Top of MATERIAL SUPPLIED
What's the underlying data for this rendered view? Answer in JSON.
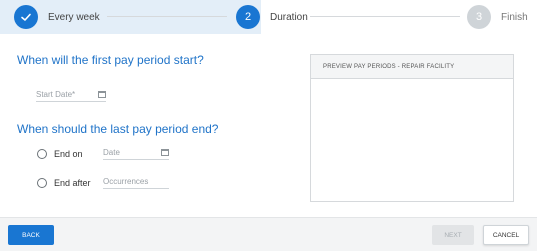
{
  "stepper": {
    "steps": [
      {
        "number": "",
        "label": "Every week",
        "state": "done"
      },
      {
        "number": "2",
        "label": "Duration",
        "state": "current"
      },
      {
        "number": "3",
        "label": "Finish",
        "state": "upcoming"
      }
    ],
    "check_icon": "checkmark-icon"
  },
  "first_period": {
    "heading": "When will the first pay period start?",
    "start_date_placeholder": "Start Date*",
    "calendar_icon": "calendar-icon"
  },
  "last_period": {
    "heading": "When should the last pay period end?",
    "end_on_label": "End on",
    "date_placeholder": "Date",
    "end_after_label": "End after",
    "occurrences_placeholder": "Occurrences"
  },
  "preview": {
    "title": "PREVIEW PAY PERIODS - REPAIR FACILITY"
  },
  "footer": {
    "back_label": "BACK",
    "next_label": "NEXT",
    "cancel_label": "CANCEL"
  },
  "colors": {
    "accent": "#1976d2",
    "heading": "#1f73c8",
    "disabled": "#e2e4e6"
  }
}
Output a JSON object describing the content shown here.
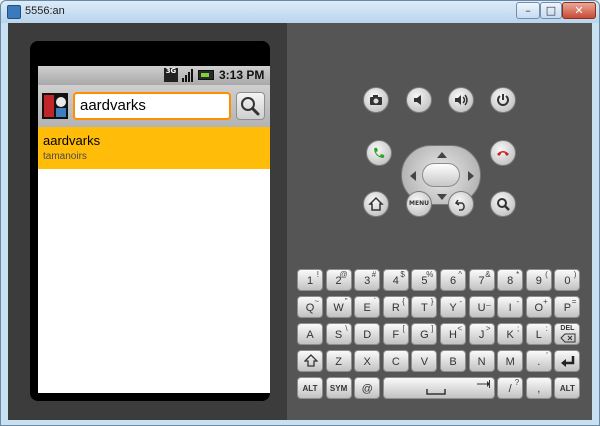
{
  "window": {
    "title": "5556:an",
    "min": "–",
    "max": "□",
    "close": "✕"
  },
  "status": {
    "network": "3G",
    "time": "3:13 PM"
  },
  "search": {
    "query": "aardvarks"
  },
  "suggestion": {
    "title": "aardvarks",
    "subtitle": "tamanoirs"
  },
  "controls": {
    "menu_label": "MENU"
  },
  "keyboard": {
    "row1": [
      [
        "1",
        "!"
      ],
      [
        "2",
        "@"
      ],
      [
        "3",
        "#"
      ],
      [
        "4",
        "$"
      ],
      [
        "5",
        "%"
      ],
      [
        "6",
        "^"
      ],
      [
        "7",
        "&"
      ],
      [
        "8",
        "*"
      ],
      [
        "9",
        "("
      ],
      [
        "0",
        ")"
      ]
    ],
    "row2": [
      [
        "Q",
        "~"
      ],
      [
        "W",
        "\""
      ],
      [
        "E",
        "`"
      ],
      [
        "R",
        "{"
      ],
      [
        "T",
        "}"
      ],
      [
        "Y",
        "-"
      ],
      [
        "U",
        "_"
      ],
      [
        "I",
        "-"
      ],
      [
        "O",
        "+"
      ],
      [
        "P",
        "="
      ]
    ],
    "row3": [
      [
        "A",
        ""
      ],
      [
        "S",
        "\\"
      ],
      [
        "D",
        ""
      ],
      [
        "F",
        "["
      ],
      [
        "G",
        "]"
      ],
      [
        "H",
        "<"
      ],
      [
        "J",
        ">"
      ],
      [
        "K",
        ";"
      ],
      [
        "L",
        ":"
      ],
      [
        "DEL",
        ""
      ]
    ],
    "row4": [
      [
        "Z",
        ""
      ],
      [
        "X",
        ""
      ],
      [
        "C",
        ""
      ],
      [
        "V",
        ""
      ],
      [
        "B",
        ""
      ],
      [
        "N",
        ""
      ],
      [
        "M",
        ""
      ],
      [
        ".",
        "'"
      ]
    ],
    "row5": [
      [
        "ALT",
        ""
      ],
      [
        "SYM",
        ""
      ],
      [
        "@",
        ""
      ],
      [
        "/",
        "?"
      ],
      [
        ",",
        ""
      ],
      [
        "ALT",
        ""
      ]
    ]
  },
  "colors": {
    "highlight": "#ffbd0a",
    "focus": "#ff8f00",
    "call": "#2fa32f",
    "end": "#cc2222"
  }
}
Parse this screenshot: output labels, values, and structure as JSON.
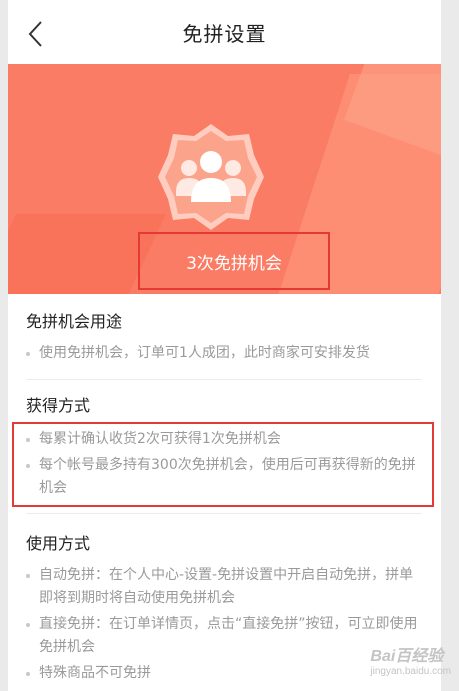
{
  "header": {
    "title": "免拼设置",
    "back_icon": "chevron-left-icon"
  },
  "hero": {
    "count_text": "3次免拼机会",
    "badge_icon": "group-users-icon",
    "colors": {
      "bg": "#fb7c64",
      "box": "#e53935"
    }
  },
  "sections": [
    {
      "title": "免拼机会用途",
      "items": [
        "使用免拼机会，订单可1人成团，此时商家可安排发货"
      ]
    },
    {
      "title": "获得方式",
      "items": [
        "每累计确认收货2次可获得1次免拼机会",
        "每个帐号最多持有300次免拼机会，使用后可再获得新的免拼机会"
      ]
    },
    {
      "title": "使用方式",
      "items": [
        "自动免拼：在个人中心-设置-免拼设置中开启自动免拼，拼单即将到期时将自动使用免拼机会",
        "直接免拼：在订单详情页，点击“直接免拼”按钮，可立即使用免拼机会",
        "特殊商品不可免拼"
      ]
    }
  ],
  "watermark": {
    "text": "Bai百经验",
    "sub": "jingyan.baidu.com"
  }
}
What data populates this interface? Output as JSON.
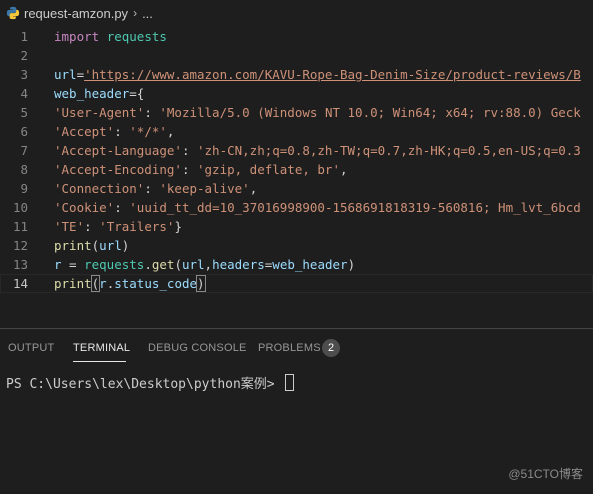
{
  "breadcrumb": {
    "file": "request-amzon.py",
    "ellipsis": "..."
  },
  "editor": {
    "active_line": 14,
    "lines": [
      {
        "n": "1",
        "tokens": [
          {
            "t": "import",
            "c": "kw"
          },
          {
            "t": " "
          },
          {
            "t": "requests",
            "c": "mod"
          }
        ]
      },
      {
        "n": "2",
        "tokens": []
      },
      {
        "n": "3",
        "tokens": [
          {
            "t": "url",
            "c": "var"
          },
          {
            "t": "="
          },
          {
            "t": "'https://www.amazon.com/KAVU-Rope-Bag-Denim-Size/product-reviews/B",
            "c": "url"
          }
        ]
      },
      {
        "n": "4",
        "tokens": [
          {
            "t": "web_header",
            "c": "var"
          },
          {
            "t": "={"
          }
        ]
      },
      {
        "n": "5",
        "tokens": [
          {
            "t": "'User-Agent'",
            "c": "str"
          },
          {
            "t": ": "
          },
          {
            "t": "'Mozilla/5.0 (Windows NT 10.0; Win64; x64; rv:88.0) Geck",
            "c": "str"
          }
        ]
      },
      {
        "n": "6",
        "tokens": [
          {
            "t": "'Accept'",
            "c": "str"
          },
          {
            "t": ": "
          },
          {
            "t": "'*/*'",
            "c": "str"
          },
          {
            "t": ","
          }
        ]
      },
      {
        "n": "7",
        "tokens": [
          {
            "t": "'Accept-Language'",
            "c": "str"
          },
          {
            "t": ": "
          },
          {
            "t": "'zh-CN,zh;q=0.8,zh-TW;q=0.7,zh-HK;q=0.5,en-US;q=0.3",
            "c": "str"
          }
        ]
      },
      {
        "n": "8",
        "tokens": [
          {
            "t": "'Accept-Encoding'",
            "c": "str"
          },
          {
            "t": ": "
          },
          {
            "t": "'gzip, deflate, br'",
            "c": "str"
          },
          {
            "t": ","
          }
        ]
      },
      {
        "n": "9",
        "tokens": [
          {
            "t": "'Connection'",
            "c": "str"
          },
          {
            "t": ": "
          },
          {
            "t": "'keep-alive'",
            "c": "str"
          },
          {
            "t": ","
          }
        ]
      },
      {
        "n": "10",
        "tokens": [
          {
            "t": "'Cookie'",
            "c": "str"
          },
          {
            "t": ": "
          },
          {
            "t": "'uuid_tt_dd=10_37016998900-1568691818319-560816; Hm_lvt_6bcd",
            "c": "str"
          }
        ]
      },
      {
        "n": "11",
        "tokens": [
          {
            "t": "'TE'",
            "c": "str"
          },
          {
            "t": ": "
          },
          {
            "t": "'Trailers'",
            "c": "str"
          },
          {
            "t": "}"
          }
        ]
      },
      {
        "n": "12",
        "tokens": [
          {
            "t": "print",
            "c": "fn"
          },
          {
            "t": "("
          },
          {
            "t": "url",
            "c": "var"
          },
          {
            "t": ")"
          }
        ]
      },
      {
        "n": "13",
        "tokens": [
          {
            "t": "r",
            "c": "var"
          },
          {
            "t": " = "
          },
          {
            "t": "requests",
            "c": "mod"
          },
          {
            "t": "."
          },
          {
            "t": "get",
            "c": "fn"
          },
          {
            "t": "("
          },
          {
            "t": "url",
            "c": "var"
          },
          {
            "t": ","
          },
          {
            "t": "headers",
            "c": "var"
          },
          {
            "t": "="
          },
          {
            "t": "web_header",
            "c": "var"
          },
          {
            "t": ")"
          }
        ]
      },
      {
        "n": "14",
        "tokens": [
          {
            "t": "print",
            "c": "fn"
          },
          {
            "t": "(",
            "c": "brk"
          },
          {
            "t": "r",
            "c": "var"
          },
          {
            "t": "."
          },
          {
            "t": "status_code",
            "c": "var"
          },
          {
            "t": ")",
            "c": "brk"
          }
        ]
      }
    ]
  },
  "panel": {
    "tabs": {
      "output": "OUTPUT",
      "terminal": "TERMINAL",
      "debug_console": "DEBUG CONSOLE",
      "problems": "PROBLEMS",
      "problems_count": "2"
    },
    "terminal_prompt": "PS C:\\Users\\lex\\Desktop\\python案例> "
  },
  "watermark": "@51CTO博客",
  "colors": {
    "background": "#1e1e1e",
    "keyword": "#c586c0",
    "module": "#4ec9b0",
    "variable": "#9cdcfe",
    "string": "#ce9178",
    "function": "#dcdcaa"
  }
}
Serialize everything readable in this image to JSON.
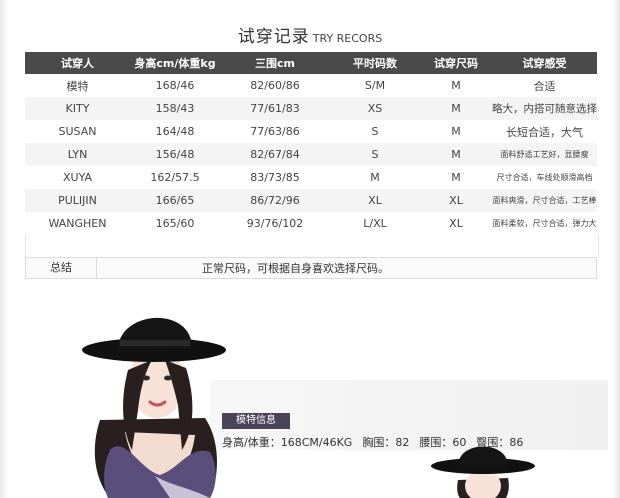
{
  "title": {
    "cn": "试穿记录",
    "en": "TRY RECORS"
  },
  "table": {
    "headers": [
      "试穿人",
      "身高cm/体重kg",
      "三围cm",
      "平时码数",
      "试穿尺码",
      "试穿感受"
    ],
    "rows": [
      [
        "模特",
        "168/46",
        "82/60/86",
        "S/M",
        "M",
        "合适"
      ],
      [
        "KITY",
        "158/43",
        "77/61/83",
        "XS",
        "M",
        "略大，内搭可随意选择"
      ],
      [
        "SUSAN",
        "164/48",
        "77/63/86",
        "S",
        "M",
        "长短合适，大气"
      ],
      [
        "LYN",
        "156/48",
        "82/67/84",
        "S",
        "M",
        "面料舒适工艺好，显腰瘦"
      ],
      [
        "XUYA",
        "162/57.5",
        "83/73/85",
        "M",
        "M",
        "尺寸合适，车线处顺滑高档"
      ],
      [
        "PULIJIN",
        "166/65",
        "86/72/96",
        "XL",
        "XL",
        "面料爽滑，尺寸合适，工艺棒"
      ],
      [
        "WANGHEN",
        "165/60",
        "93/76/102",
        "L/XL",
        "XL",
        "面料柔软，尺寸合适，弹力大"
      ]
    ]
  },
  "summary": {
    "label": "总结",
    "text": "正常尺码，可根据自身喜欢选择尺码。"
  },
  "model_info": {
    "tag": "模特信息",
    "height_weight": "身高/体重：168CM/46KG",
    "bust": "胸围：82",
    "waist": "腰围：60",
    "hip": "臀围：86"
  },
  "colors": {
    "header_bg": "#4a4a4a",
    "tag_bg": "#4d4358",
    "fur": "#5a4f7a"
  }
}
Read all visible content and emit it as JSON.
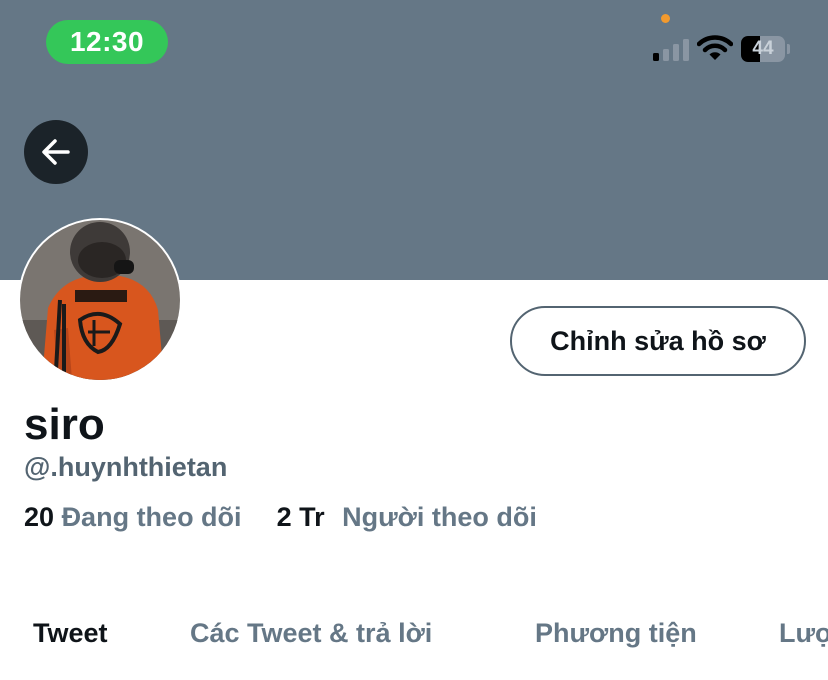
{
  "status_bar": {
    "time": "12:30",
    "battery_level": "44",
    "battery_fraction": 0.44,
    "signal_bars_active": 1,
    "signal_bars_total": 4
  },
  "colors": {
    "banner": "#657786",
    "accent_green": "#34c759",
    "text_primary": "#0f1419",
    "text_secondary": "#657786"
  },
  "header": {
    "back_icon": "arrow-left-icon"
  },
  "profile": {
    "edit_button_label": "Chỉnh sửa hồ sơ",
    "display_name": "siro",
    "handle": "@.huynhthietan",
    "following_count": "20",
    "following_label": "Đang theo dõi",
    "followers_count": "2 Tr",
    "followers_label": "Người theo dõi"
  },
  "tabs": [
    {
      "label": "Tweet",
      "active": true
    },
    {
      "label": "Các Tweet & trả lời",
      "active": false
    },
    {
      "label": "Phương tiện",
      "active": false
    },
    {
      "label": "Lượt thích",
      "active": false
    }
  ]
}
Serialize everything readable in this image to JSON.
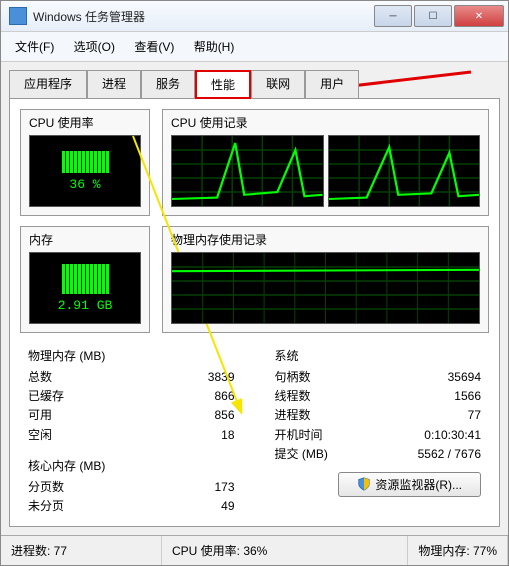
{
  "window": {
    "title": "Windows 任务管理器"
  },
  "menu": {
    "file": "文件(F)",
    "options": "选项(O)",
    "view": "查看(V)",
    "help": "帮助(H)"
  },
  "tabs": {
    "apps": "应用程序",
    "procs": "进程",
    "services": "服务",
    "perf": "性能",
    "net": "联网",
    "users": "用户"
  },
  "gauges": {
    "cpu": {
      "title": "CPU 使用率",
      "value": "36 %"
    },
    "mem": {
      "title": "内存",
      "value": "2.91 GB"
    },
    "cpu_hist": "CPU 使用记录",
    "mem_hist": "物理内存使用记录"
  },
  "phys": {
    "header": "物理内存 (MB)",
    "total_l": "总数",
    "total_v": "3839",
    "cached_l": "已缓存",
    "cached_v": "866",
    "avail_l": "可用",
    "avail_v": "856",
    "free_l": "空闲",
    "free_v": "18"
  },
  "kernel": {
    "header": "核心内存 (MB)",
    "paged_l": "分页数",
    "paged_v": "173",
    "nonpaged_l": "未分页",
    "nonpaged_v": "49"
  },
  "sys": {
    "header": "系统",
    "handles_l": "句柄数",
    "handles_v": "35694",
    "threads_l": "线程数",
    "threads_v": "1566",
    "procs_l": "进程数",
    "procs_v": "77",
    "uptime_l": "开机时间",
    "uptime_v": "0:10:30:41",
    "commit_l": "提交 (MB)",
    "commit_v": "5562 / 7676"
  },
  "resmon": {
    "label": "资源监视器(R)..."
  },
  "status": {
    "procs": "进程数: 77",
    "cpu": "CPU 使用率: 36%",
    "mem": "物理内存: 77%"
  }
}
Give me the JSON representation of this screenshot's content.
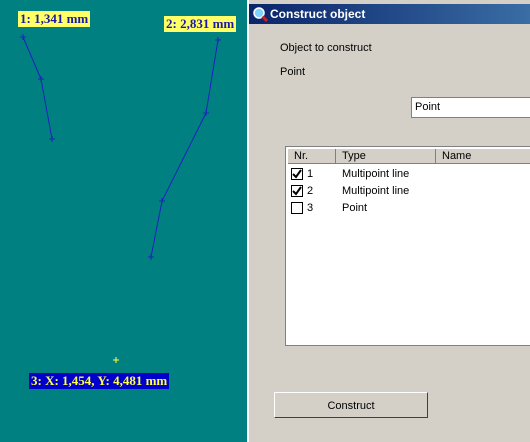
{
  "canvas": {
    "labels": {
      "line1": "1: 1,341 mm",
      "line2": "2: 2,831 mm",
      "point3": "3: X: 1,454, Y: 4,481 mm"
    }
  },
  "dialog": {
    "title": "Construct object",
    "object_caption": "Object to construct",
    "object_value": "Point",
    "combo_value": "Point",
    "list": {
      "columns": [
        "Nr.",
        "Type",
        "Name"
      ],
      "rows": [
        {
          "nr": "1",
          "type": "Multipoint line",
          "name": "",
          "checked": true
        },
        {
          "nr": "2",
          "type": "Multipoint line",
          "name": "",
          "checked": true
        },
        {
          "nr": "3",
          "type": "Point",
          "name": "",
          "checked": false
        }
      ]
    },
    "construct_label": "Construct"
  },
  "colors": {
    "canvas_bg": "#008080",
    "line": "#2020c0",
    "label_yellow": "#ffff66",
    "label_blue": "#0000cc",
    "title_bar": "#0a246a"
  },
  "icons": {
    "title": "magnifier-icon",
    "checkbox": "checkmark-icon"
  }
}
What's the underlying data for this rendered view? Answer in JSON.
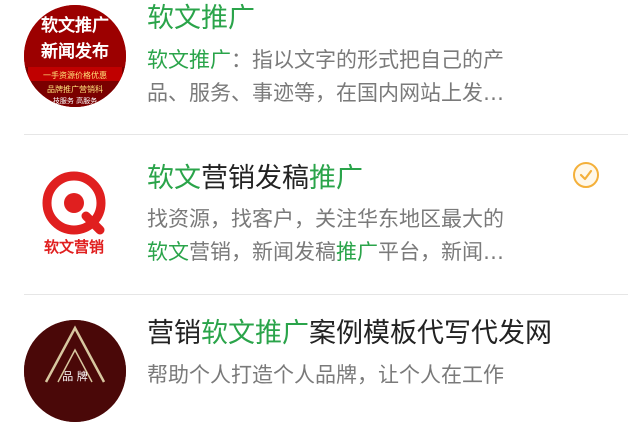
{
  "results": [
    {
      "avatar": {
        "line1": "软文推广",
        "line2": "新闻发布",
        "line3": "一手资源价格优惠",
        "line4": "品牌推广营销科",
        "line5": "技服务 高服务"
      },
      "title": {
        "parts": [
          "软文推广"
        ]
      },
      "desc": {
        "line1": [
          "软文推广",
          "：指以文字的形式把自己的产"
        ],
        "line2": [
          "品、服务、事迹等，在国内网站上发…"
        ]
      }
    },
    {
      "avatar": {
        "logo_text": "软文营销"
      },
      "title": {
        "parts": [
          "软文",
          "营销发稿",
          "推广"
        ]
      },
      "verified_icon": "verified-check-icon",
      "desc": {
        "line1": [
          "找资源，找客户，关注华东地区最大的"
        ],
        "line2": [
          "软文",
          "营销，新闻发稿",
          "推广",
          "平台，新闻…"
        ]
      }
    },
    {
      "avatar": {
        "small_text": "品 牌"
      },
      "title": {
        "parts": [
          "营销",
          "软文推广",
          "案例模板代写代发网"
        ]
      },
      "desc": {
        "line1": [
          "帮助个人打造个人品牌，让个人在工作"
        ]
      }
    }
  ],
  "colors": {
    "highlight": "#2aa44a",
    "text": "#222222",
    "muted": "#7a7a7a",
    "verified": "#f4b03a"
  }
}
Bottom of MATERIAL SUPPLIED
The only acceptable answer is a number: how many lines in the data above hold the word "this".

7